Recently, new legislation has been passed that will make it easier for tenants to rent more energy efficient properties. Hosking Associates Ltd Environmental Consultant, Liz Ainslie MsC AIEMA discusses.
Called the Energy Efficiency (Private Rented Property) (England and Wales) Regulations 2015, the regulation introduces measures to improve the energy efficiency of rented properties in England and Wales. Both domestic and non-domestic private rented property is included in this legislation.
The regulations are the first instruments to be made using the powers conferred by the Energy Act 2011. The Act places a statutory duty on the Secretary of State to make regulations implementing the tenants’ energy efficiency improvements provisions by 1st April 2016.
The property industry will be required to review the legislation carefully and take the regulations into account now, with start and enforcement dates beginning in the autumn of next year. The dates are intended to be rolled out in phased stages.
What are the regulations?
The new regulation states that from 1 October 2016, all private rented properties must have a minimum energy performance certificate of band ‘E’. Landlords will not be able to take on new tenancies after this date without making energy improvements. Then, after 1 October 2018, for any domestic property below an E rating, these regulations will apply to all existing tenancies. This date is 1 October 2023 for non-domestic properties.

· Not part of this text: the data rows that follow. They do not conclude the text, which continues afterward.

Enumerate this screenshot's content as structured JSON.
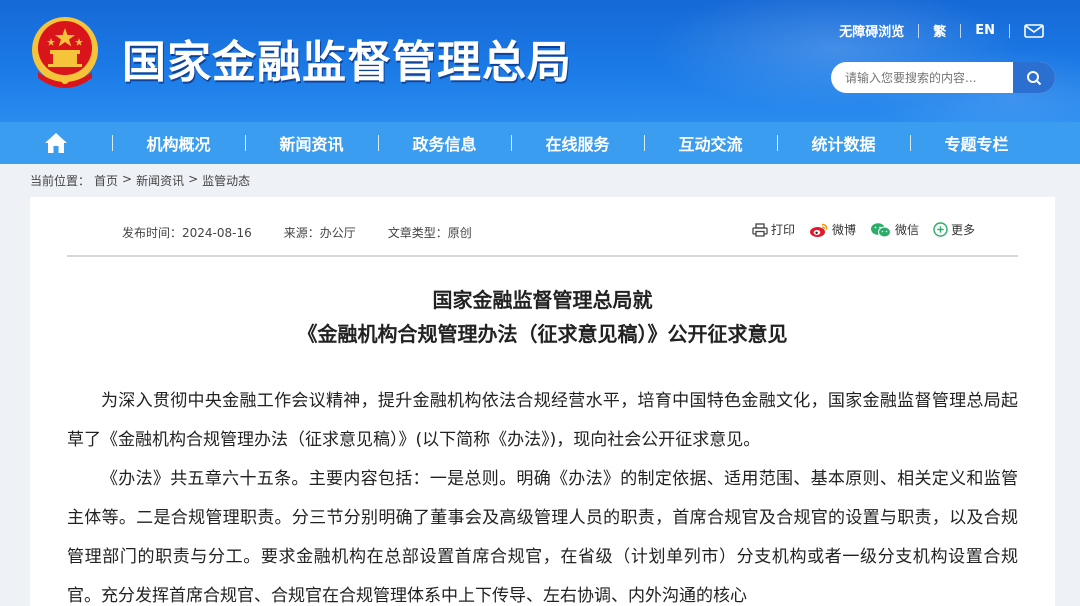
{
  "header": {
    "site_title": "国家金融监督管理总局",
    "top_links": [
      "无障碍浏览",
      "繁",
      "EN"
    ],
    "search_placeholder": "请输入您要搜索的内容..."
  },
  "nav": {
    "items": [
      "机构概况",
      "新闻资讯",
      "政务信息",
      "在线服务",
      "互动交流",
      "统计数据",
      "专题专栏"
    ]
  },
  "breadcrumb": {
    "label": "当前位置：",
    "path": [
      "首页",
      "新闻资讯",
      "监管动态"
    ],
    "sep": ">"
  },
  "meta": {
    "date": "发布时间：2024-08-16",
    "source": "来源：办公厅",
    "type": "文章类型：原创"
  },
  "share": {
    "print": "打印",
    "weibo": "微博",
    "wechat": "微信",
    "more": "更多"
  },
  "article": {
    "title_line1": "国家金融监督管理总局就",
    "title_line2": "《金融机构合规管理办法（征求意见稿）》公开征求意见",
    "p1": "为深入贯彻中央金融工作会议精神，提升金融机构依法合规经营水平，培育中国特色金融文化，国家金融监督管理总局起草了《金融机构合规管理办法（征求意见稿）》(以下简称《办法》)，现向社会公开征求意见。",
    "p2": "《办法》共五章六十五条。主要内容包括：一是总则。明确《办法》的制定依据、适用范围、基本原则、相关定义和监管主体等。二是合规管理职责。分三节分别明确了董事会及高级管理人员的职责，首席合规官及合规官的设置与职责，以及合规管理部门的职责与分工。要求金融机构在总部设置首席合规官，在省级（计划单列市）分支机构或者一级分支机构设置合规官。充分发挥首席合规官、合规官在合规管理体系中上下传导、左右协调、内外沟通的核心"
  },
  "colors": {
    "header_blue": "#1b7ae6",
    "nav_blue": "#3b9df0",
    "emblem_red": "#d9141b",
    "emblem_gold": "#f6c43b"
  }
}
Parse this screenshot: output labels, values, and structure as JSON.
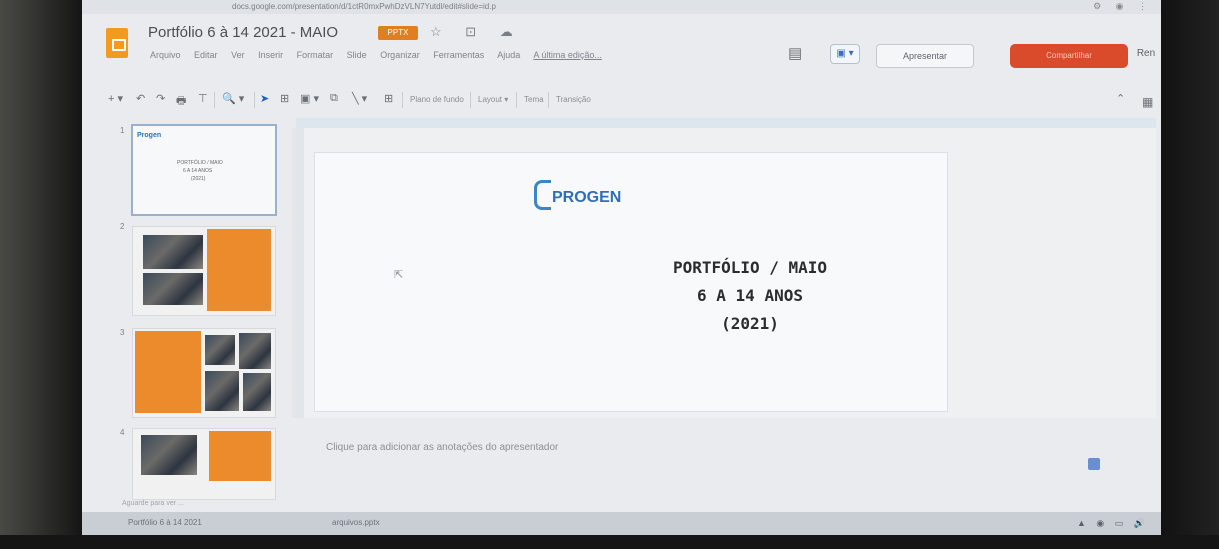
{
  "browser": {
    "url": "docs.google.com/presentation/d/1ctR0mxPwhDzVLN7Yutdl/edit#slide=id.p",
    "extensions": "⚙ ◉ ⋮"
  },
  "doc": {
    "title": "Portfólio 6 à 14 2021 - MAIO",
    "badge": "PPTX",
    "title_icons": "☆ ⊡ ☁"
  },
  "menu": {
    "items": [
      "Arquivo",
      "Editar",
      "Ver",
      "Inserir",
      "Formatar",
      "Slide",
      "Organizar",
      "Ferramentas",
      "Ajuda"
    ],
    "last_edit": "A última edição..."
  },
  "header": {
    "comments_icon": "▤",
    "camera_icon": "▣ ▾",
    "present_label": "Apresentar",
    "share_label": "Compartilhar",
    "avatar": "Ren"
  },
  "toolbar": {
    "new_slide": "+ ▾",
    "undo": "↶",
    "redo": "↷",
    "print": "🖶",
    "paint": "⊤",
    "zoom": "🔍 ▾",
    "select": "➤",
    "textbox": "⊞",
    "image": "▣ ▾",
    "shape": "⧉",
    "line": "╲ ▾",
    "comment": "⊞",
    "background": "Plano de fundo",
    "layout": "Layout ▾",
    "theme": "Tema",
    "transition": "Transição",
    "collapse": "⌃"
  },
  "right_rail": {
    "calendar": "▦",
    "keep": "◧",
    "tasks": "●",
    "expand": "›"
  },
  "slides": [
    {
      "num": "1",
      "logo": "Progen",
      "lines": [
        "PORTFÓLIO / MAIO",
        "6 A 14 ANOS",
        "(2021)"
      ]
    },
    {
      "num": "2"
    },
    {
      "num": "3"
    },
    {
      "num": "4"
    }
  ],
  "slide": {
    "logo": "PROGEN",
    "title_line1": "PORTFÓLIO / MAIO",
    "title_line2": "6 A 14 ANOS",
    "title_line3": "(2021)"
  },
  "notes_placeholder": "Clique para adicionar as anotações do apresentador",
  "status_left": "Aguarde para ver ...",
  "taskbar": {
    "left1": "Portfólio 6 à 14 2021",
    "left2": "arquivos.pptx",
    "tray": "▲ ◉ ▭ 🔊"
  },
  "colors": {
    "accent_orange": "#eb8b2c",
    "share_red": "#d94b2b",
    "brand_blue": "#2f6fb7"
  }
}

By making the regulations clear well ahead of their application date, and by phasing in requirements over time, all participants will have time to take voluntary action, reduce their costs of complying, and decrease the need for enforcement of the legislation.
Who must comply?
All buildings requiring an EPC will be part of the legislation. Therefore, buildings due to be demolished, used as a place of worship, listed buildings, or other exemptions do not have to comply. However, there are the minor exceptions to the rule.
Currently, around 20% of non-domestic property with an EPC is rated ‘F’ or ‘G’. Those landlords in possession of such buildings will need to take into account financial and reputational loss when their non-compliant property is valued. Lenders will most likely have greater focus on the energy rating of a building when the legislation is implemented, and they may require borrowers to bring properties up to standards before any money is released.
What happens if I don’t?
It makes sense to begin upgrading your property now if you fall into the ‘F’ or ‘G’ ratings. You will save money in energy bills in the long term, thereby making your property more attractive to lease. There are many Green Deal options out there to help your business become more energy efficient without costing you a fortune up front.
Local Authorities will enforce the regulations for domestic properties, while non-domestic properties will most likely be enforced by Trading Standards. The penalties for a breach of compliance are civil, not criminal. There could be a financial penalty, a publication penalty, or both. Penalties will range from £1,000 for giving false or misleading information on a domestic property, up to 20% of the value of a non-domestic property for failure to comply.
Domestic tenants will benefit, too
This legislation will be a boon for domestic tenants who are so often overlooked by legislation. From 1 April 2016, domestic tenants will have the power to request the landlord’s consent to energy efficiency improvements which require no up-front or net cost to the landlord. It even places a duty on the landlord not to unreasonably withhold consent.
This is great news for all tenants, in that poorly performing buildings won’t put such a strain on tenant’s energy bills going forward. It is especially good for the domestic market. Tenants often have very little choice around their energy usage in older or less-well-maintained properties, and landlords have been slow to respond to the voluntary approaches to energy savings in the past.
However, in practice this means that landlords still can wait for another three years before making any improvements. Also, while an ‘E’ rating is acceptable, the legislation doesn’t go far enough in ensuring that buildings are as energy efficient as possible. The UK has commitments under the Climate Change Act 2008 to reduce greenhouse gas emissions. Domestic and non-domestic buildings account for around 37% of the UK’s total carbon emissions (as at 2009 figures) – landlords could play a huge part in this reduction.